Early Mitigation Efforts

Although mitigation efforts relate primarily to long-term projects, several mitigation activities are pursued as quickly as possible to expedite recovery of hard-hit communities. Early recovery efforts support These efforts include collection of time-sensitive, post-event geospatial data and close interaction with local governments to provide critical guidance for rebuilding. This section focuses on mitigation efforts for flood-related events.

High Water Mark Collection.

Field observers and survey crews are deployed by FEMA to interview residents, find confirmation of high water levels, and capture supporting evidence of high water. These field crews collect detailed information about each High-Water Mark, including physical basis of the mark, such as a mud line inside the building, a mud line on the outside of the building, or debris. Wherever possible, crews also note the coastal flooding characteristics captured by coastal High Water Marks, including storm surge, wave run-up, and wave height. The survey crews use GPS methods to determine an accurate elevation for each high watermark. These locations have been surveyed to within accuracies of 0.25 foot vertically and 10 feet horizontally, with a 95 percent confidence level.

Storm Surge Inundation Mapping.

Flood inundation levels are created for coastal communities by mapping coastal High Water Mark elevations onto digital, pre-storm, topographic contour data developed from LIDAR surveys. These inundation levels represent an estimate of the inland extent of flooding caused by storm surge. The inundation limit is then refined to remove small-scale, isolated areas of inundated and non-inundated terrain based on knowledge of overland surge propagation and engineering judgment.

Advisory Base Flood Elevations (ABFE).

In larger flood events, ABFEs are developed to provide communities with initial recommended building elevations for use in the reconstruction process until more detailed data become available. ABFEs are based on a new flood frequency analysis that considers the immediate event as well as additional tide and storm data from other events that have occurred since the existing Flood Insurance Rate Maps (FIRM) were developed.

The FEMA Region and Disaster Support Branch at HQ serves as a central point of contact for coordinating disaster operations, cadre management (including GIS support), regional support, and overall mitigation program coordination. Geospatial support activities for mitigation include:

  • Staffing a Mitigation GIS Coordinator liaison with FEMA JFO GIU, FEMA HQ, and local operations
  • Supporting acquisition of pre- and post-disaster data collection and coordinating with appropriate mitigation programs. The Mitigation Directorate’s Program Coordination Group brings together representatives of key branches with geospatial expertise that can be applied in the recovery phase, including:
    • Building Sciences Coordinator serves as the point of contact for the risk reduction and provides building science tools and guidance to support recovery
    • Floodplain Management Coordinator provides geospatial data and relevant analysis to the NRCC Hazard and Mitigation (HM) Branch to support the mission
    • Mapping Coordinator represents the Data and Dissemination Branch and Risk Analysis Division and provides geospatial data and analysis to support the mission.

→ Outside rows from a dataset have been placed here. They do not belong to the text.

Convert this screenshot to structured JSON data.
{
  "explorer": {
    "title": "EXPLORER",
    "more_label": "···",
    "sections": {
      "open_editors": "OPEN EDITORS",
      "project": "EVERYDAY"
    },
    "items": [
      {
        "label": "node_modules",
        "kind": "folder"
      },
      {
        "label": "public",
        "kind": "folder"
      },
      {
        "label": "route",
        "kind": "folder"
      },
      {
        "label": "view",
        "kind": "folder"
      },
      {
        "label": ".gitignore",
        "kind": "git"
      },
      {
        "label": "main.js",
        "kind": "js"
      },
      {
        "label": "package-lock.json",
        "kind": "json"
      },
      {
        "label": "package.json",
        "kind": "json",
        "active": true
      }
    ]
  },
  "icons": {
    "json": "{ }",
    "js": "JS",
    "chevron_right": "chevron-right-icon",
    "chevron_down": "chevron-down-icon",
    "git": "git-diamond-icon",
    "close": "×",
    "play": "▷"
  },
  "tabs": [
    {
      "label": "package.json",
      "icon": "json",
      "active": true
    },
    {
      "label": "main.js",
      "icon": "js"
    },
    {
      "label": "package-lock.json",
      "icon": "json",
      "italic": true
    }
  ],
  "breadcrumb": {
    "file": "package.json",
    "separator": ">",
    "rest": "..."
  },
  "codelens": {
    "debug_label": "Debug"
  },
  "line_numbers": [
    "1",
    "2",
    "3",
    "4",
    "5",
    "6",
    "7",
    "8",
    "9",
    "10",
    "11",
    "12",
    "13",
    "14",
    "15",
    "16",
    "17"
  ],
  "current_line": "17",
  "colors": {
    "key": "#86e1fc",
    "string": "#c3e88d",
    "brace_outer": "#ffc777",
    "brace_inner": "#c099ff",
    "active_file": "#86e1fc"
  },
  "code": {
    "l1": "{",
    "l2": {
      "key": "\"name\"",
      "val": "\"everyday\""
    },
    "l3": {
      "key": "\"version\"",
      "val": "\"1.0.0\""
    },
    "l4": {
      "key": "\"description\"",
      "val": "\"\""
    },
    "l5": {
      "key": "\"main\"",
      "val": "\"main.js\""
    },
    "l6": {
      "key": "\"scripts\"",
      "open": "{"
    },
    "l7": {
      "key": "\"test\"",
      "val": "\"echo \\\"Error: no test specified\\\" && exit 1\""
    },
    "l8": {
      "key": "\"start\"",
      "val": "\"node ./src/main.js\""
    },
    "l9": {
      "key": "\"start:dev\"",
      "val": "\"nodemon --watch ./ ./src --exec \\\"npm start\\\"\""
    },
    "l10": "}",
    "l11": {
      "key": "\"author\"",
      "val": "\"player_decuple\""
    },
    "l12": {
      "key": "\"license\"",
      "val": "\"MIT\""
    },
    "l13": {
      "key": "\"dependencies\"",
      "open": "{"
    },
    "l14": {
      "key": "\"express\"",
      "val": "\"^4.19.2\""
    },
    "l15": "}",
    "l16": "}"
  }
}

High-resolution maps are produced to assist property owners in the repair or rebuilding of structures to newly determined advisory coastal flood elevations. Specific mitigation-based products include, but are not limited to:

  • Recovery Maps
  • High Water Marks
  • Inundation levels
  • FEMA’s ABFEs
  • Repetitive loss.
Updated on October 28, 2019